Set down the listing below again, exactly as written.

▸ Records provided:
::::::
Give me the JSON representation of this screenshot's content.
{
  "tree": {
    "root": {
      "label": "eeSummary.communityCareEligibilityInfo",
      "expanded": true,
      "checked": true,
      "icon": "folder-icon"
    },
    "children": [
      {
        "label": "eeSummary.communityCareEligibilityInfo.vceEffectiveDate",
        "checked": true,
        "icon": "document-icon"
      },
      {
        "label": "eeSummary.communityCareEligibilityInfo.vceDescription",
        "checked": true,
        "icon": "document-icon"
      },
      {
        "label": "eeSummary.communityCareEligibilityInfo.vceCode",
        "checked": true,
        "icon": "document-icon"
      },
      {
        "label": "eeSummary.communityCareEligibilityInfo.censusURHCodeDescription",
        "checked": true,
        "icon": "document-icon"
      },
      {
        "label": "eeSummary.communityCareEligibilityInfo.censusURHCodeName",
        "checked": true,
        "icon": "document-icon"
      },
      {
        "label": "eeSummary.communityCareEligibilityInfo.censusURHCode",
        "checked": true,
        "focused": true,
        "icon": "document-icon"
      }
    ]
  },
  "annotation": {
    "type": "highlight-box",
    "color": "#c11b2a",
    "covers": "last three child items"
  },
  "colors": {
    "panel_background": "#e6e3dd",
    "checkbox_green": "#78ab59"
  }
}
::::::
▸ Solution:
Give me the JSON representation of this screenshot's content.
{
  "tree": {
    "root": {
      "label": "eeSummary.communityCareEligibilityInfo",
      "expanded": true,
      "checked": true,
      "icon": "folder-icon"
    },
    "children": [
      {
        "label": "eeSummary.communityCareEligibilityInfo.vceEffectiveDate",
        "checked": true,
        "icon": "document-icon"
      },
      {
        "label": "eeSummary.communityCareEligibilityInfo.vceDescription",
        "checked": true,
        "icon": "document-icon"
      },
      {
        "label": "eeSummary.communityCareEligibilityInfo.vceCode",
        "checked": true,
        "icon": "document-icon"
      },
      {
        "label": "eeSummary.communityCareEligibilityInfo.censusURHCodeDescription",
        "checked": true,
        "icon": "document-icon"
      },
      {
        "label": "eeSummary.communityCareEligibilityInfo.censusURHCodeName",
        "checked": true,
        "icon": "document-icon"
      },
      {
        "label": "eeSummary.communityCareEligibilityInfo.censusURHCode",
        "checked": true,
        "focused": true,
        "icon": "document-icon"
      }
    ]
  },
  "annotation": {
    "type": "highlight-box",
    "color": "#c11b2a",
    "covers": "last three child items"
  },
  "colors": {
    "panel_background": "#e6e3dd",
    "checkbox_green": "#78ab59"
  }
}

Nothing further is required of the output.